    Oil and natural gas prices started to deviate over the last few years. While oil rose higher, natural gas did not follow. So what did this mean for consumers? They turned to natural gas more, but according to San Francisco Fed economists Galina Hale and Fernanda Nechio , the significant shift toward gas did not make a big dent in energy prices overall. At least not yet. Some changes in key sectors (transportation, especially) could provide enough to tip the balance and provide real change in energy costs. From Hale and Nechio's Economic Letter : Figure 2 shows the share that energy and its components—gasoline, electricity, and natural gas—represent in total consumer expenditures. Gasoline and other petroleum products make up the bulk of consumer energy expenditures in terms of dollars spent. In March 2012, energy accounted for about 6% of total consumer expenditures, with petroleum-related products accounting for two-thirds of this share. Moreover, Figure 2 shows that energy expenditures follow the movement of gasoline expenditures very closely. There is little evidence that lower natural gas prices eased the effects of higher oil prices on consumer energy expenditures. Shouldn’t the large change in the relative prices of oil and natural gas induce businesses and consumers to substitute gas for oil? Figure 3 indicates that the ability to do so is limited, at least in the near term. In the past, electrical utilities were the only sector that substituted gas for oil. But this substitution has mostly been completed, leaving little scope for further decline in the share of oil in electricity production. However, in the long run, a persistent price divergence might encourage substitution in other sectors. Transportation in particular already has the technology to use natural gas and the current share of oil in the sector is close to 100%. In addition, the industrial sector could potentially make greater use of natural gas. Still, given the elaborate infrastructure devoted to petroleum, none of these changes can happen quickly. Read Pricey Oil, Cheap Natural Gas, and Energy Costs here .
  • Managing Trade, Resources in the Vibrant Arctic

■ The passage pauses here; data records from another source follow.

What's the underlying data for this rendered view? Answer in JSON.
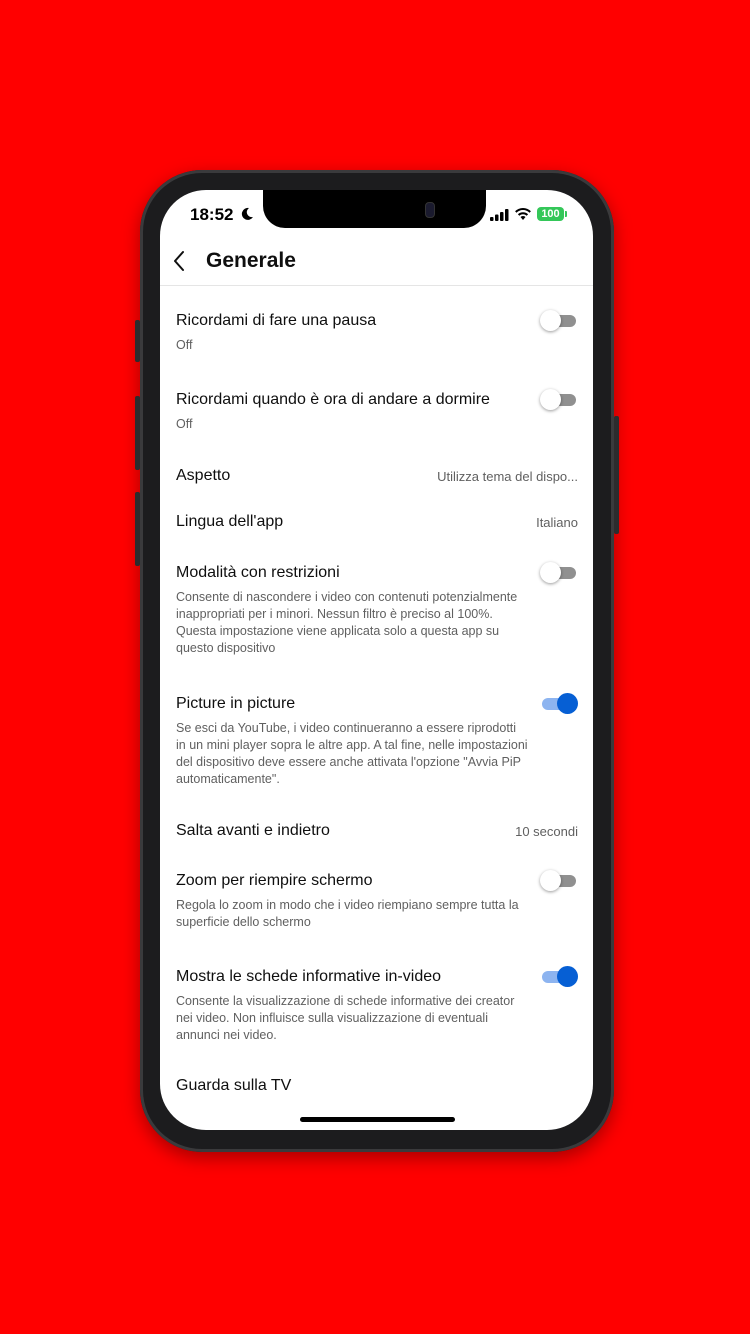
{
  "status": {
    "time": "18:52",
    "battery": "100"
  },
  "header": {
    "title": "Generale"
  },
  "settings": [
    {
      "label": "Ricordami di fare una pausa",
      "sub": "Off",
      "toggle": "off"
    },
    {
      "label": "Ricordami quando è ora di andare a dormire",
      "sub": "Off",
      "toggle": "off"
    },
    {
      "label": "Aspetto",
      "value": "Utilizza tema del dispo..."
    },
    {
      "label": "Lingua dell'app",
      "value": "Italiano"
    },
    {
      "label": "Modalità con restrizioni",
      "sub": "Consente di nascondere i video con contenuti potenzialmente inappropriati per i minori. Nessun filtro è preciso al 100%. Questa impostazione viene applicata solo a questa app su questo dispositivo",
      "toggle": "off"
    },
    {
      "label": "Picture in picture",
      "sub": "Se esci da YouTube, i video continueranno a essere riprodotti in un mini player sopra le altre app. A tal fine, nelle impostazioni del dispositivo deve essere anche attivata l'opzione \"Avvia PiP automaticamente\".",
      "toggle": "on"
    },
    {
      "label": "Salta avanti e indietro",
      "value": "10 secondi"
    },
    {
      "label": "Zoom per riempire schermo",
      "sub": "Regola lo zoom in modo che i video riempiano sempre tutta la superficie dello schermo",
      "toggle": "off"
    },
    {
      "label": "Mostra le schede informative in-video",
      "sub": "Consente la visualizzazione di schede informative dei creator nei video. Non influisce sulla visualizzazione di eventuali annunci nei video.",
      "toggle": "on"
    },
    {
      "label": "Guarda sulla TV"
    }
  ],
  "colors": {
    "background": "#ff0000",
    "toggle_on": "#065fd4",
    "battery": "#34c759"
  },
  "icons": {
    "back": "chevron-left-icon",
    "moon": "moon-icon",
    "signal": "signal-icon",
    "wifi": "wifi-icon"
  }
}
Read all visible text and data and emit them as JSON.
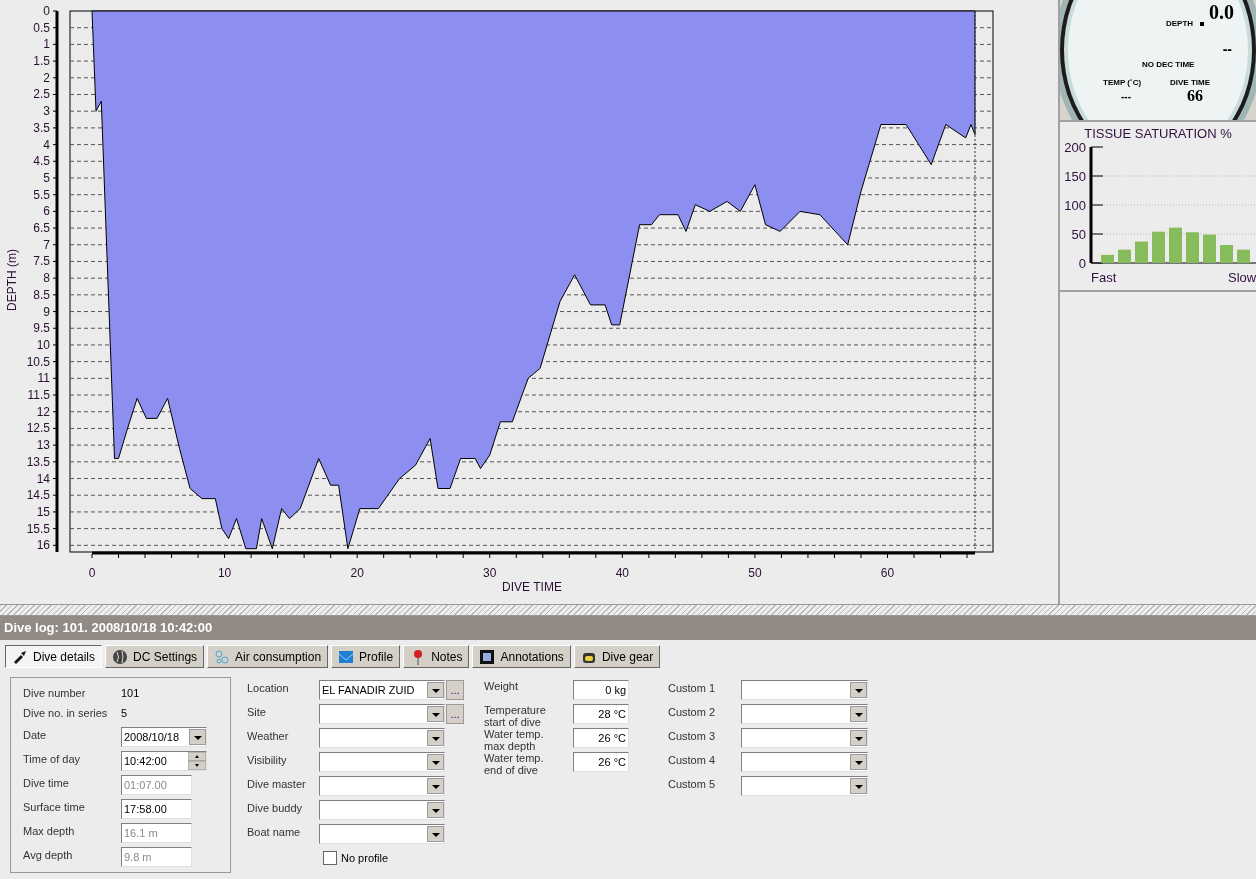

    When you see the term "emerging markets," what comes to mind? Brazil, China, India, Viet Nam all seem likely answers. But the Arctic? It isn't a place that comes to mind as an emerging market for us. But according to Bruce Jones of Brookings , not only should we see the Arctic as an emerging market, we should see it as one of the globe's most vital markets for trade and natural resources. Jones, director of the Managing Global Order (MGO) project at Brookings and director of the Center on International Cooperation at New York University, says that the future of the Arctic economy depends on sorting out sovereignty in the region in a way that encourages trade rather than provokes conflict: